According to preliminary numbers released Friday by the Florida Department of Economic Opportunity, the county’s jobless rate last month dropped three-tenths of 1 percent, from 5.5 to 5.2 percent.
The unemployment rolls shed 18 people, dropping from 301 to 283 people in search of work. This decrease in unemployment occurred as the workforce shrank by 52 people, from 5,514 to 5,462. The current work force comprises 46 fewer workers than one year ago, when it comprised 5,508 workers and the jobless rate was sharply higher, at 6.6 percent.
Franklin County’s August jobless picture, tied with St. John’s County, placed it just a few notches behind Monroe County, at 4.1 percent, Walton at 4.1 percent and Okaloosa, at 4.7 percent. Many of the counties with the lowest unemployment rates have relatively high proportions of government employment. Seasonal tourism also was a contributing factor.
Franklin had the lowest jobless rate in the tri-county Gulf Coast Workforce region, which averaged 6.2 percent in August, 1.6 percentage points lower than the region’s year ago rate of 7.8 percent, and 0.8 percentage points below the August 2013 state rate of 7.4 percent.

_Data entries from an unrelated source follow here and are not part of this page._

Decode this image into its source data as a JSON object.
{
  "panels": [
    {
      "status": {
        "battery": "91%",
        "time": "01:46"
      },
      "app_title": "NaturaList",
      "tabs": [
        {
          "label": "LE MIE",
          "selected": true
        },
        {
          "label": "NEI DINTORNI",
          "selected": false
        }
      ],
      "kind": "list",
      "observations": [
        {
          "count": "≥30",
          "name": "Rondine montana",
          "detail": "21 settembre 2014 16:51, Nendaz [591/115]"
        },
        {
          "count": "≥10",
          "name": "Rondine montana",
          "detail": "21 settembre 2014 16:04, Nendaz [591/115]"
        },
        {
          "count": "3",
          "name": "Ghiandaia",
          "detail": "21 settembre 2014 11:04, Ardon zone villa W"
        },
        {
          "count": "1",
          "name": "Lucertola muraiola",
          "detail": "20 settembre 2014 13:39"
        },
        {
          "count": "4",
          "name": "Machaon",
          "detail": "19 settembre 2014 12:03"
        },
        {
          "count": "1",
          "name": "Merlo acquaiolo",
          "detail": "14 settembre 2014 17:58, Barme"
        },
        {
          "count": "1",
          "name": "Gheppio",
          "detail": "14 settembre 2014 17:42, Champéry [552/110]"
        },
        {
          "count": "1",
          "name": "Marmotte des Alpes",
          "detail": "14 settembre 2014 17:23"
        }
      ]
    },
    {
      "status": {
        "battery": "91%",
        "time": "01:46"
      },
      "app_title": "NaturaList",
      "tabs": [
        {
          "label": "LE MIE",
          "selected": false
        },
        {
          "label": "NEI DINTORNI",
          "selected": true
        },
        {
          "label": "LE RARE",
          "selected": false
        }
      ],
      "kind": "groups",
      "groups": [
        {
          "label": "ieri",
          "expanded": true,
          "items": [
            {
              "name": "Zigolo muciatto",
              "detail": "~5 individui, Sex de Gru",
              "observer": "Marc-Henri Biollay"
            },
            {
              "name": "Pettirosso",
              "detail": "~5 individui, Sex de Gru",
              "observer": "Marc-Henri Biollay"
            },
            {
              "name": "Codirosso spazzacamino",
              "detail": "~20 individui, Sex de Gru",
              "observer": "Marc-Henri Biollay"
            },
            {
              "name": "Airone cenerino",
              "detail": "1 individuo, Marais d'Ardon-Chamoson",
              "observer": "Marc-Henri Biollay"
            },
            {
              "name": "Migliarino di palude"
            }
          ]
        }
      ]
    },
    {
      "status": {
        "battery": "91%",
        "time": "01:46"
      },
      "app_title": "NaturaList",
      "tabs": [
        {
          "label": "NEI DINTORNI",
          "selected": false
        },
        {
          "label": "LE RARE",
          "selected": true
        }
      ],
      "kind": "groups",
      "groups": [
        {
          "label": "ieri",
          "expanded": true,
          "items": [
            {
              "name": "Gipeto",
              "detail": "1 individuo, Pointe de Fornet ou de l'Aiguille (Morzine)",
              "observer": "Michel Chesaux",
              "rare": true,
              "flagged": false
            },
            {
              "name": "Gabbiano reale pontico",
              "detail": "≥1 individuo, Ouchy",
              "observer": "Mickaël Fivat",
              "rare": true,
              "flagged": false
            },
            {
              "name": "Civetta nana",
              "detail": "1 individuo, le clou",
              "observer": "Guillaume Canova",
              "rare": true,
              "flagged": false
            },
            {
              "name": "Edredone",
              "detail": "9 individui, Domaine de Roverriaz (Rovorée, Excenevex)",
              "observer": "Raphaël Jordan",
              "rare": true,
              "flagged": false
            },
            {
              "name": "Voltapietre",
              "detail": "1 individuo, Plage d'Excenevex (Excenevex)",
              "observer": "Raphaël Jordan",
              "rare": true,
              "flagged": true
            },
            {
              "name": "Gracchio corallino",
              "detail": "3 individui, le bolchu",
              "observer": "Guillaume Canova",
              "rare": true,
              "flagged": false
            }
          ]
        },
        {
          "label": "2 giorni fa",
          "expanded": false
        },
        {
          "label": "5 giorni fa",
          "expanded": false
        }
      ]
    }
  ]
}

Bay County’s jobless rate fell from 6.5 to 6.3 percent, while Gulf County’s dropped from 7.1 to 6.9 percent. Out of a labor force of 102,665, there were 6,661 unemployed Gulf Coast residents. Out of a labor force of 100,826, there were 6,300 unemployed Gulf Coast residents.
“We are excited that our unemployment rate keeps dropping, and we look forward to next month’s numbers where we will begin to see in these unemployment and job creation numbers the local economic impact of General Dynamics Information Technology opening their new call center in Lynn Haven,” Kim Bodine, executive director of the Gulf Coast Workforce Board.
The Panama City metro area lost the most jobs over the year and had the highest rate of job losses of all metro areas in Florida. The metro area also lost the most jobs in trade, transportation, and utilities; and leisure and hospitality.
“Keep in mind the data gathered for unemployment rates and job creates rates are collected using different agencies and different sample sizes, so it has been common for our area to see a seeming incongruence of these numbers and we have made our partner agencies aware that we don’t believe the job loss numbers year over year in tourism and hospitality and retail trade are accurate,” said Bodine.
“But if you look closer at the monthly change, we will normally see our metro area’s August jobs rise in the education and government sectors from July to August because of the school year beginning again, and we will notice a decrease in leisure/hospitality jobs because the tourism season begins to slow down.”